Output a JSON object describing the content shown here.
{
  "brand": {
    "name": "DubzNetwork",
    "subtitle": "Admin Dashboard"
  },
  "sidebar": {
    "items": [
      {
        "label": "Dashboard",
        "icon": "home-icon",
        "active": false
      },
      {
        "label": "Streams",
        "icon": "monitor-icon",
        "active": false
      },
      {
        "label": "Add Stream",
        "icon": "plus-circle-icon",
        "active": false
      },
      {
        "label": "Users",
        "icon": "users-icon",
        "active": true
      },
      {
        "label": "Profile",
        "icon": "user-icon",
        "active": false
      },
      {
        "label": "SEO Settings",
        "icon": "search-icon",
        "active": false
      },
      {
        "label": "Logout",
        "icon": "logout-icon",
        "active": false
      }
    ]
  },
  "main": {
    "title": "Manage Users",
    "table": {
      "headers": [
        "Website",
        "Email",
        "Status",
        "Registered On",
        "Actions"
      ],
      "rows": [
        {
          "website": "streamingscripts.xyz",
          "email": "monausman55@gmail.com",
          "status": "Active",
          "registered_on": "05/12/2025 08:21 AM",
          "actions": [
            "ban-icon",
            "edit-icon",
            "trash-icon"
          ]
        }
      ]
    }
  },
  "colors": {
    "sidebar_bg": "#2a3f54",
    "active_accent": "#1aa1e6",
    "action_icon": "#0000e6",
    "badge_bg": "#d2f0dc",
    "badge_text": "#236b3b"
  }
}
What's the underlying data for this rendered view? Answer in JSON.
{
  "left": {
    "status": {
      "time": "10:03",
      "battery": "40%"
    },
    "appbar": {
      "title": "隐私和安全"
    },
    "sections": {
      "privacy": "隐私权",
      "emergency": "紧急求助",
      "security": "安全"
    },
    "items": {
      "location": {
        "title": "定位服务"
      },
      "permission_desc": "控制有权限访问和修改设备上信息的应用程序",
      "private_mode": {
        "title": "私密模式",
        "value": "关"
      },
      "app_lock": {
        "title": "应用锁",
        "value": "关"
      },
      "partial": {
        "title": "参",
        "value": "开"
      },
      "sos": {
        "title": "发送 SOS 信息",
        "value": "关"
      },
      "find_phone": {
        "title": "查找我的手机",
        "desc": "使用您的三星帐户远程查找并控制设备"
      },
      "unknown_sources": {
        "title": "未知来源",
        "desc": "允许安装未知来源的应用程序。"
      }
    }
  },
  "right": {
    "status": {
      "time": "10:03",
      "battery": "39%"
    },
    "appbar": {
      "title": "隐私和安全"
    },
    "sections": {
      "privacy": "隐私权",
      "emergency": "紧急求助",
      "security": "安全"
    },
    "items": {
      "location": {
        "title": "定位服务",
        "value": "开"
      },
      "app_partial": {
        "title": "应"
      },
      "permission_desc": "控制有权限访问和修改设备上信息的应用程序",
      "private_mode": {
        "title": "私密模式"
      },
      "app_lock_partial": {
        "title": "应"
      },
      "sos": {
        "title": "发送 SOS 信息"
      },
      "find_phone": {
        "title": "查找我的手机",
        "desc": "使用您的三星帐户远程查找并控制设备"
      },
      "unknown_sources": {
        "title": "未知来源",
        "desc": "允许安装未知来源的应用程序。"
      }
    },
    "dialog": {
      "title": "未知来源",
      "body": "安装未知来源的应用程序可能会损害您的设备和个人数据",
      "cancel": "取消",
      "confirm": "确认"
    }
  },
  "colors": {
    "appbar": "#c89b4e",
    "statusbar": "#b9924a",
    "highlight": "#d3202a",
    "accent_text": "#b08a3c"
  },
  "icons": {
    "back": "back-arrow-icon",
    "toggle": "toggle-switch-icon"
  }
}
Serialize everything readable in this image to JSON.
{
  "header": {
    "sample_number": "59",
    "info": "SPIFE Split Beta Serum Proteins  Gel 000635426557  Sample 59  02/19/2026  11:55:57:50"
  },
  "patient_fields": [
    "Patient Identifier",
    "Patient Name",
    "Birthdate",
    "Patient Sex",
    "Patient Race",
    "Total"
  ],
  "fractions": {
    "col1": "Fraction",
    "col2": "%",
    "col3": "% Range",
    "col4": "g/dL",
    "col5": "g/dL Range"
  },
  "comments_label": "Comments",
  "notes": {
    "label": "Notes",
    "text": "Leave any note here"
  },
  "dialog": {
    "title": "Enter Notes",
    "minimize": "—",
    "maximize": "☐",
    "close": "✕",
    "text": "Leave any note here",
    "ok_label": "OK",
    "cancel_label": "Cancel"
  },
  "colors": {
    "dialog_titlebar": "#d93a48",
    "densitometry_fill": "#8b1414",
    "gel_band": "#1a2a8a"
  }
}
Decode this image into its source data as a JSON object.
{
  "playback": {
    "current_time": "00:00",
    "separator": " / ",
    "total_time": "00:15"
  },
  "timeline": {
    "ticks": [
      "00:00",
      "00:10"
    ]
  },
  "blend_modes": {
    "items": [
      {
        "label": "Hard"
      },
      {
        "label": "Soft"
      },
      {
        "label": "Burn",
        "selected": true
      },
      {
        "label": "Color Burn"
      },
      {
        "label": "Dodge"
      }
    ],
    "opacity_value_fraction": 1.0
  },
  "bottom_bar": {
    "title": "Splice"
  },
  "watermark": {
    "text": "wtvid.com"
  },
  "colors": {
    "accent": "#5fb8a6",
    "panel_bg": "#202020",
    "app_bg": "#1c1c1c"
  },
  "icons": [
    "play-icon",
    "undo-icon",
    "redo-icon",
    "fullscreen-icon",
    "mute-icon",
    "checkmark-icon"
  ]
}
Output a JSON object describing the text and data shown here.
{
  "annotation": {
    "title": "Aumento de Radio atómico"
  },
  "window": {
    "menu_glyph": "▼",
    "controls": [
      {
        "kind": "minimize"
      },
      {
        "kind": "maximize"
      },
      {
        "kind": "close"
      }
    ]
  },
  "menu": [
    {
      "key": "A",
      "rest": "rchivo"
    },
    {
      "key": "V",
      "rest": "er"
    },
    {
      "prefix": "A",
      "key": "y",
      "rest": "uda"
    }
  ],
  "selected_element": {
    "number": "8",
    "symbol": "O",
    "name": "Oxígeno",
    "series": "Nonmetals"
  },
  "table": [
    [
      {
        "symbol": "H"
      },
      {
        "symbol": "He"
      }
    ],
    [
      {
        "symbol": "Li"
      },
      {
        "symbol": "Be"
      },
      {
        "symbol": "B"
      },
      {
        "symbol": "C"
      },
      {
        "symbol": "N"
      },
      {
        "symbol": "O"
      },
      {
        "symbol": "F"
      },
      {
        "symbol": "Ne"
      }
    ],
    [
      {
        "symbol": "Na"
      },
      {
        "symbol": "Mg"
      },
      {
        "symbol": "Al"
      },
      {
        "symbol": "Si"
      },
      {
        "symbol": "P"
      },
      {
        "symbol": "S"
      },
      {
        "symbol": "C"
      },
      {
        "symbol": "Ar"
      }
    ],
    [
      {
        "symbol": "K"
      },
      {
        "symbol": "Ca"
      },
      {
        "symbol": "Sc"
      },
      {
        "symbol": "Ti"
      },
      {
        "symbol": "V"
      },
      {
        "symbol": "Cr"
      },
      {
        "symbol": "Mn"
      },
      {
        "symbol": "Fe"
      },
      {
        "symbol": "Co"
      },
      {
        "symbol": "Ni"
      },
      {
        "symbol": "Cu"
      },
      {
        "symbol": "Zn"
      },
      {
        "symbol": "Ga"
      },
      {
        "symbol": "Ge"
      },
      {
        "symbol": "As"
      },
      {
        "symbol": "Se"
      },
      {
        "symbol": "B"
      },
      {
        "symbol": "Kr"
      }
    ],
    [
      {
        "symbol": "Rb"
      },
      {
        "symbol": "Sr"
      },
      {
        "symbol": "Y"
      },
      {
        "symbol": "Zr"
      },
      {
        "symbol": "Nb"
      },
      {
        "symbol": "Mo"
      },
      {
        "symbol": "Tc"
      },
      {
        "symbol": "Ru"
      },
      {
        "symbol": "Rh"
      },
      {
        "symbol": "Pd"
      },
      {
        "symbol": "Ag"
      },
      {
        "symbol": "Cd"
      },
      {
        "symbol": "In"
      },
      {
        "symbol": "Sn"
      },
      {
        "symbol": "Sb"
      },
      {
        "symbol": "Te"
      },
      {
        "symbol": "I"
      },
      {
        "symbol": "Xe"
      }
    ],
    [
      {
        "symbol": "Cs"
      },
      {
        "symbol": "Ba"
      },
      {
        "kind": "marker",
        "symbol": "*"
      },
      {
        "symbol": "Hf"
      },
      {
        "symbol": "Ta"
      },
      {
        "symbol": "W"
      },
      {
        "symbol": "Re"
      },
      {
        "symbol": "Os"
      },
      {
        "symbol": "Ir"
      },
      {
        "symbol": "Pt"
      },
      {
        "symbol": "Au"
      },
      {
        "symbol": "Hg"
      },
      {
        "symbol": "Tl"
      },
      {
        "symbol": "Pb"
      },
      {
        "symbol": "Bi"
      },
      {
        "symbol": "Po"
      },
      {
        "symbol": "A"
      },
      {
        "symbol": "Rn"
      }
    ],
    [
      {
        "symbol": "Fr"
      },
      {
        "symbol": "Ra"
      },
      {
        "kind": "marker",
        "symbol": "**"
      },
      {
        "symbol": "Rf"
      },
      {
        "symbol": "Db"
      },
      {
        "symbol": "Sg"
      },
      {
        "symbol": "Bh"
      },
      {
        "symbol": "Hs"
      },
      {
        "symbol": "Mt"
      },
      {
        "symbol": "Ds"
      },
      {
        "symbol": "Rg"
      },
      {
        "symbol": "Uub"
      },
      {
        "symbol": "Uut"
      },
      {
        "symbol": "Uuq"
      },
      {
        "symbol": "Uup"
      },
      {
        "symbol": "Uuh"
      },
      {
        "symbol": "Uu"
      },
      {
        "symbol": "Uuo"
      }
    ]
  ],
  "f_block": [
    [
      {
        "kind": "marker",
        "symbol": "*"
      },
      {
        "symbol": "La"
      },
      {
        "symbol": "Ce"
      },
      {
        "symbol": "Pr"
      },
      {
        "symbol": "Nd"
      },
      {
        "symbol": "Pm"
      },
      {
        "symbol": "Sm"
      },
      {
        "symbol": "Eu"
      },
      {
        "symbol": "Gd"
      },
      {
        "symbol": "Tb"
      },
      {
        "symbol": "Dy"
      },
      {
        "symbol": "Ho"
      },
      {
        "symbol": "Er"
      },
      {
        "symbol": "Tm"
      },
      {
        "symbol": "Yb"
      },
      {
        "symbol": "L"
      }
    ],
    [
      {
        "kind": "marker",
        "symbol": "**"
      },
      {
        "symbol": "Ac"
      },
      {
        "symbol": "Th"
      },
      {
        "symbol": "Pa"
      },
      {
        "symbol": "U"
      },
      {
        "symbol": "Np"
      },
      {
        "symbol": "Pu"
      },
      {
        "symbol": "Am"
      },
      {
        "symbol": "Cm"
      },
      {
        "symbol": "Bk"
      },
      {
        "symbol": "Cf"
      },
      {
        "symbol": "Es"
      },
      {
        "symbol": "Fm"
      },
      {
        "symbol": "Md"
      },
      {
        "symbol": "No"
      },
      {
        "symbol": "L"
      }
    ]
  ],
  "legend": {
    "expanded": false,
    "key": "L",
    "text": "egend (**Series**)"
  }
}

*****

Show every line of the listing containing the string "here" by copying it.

Answer below:
Output a JSON object describing the content shown here.
    "text": "Leave any note here"
    "text": "Leave any note here",
Output a JSON object describing the text and data shown here.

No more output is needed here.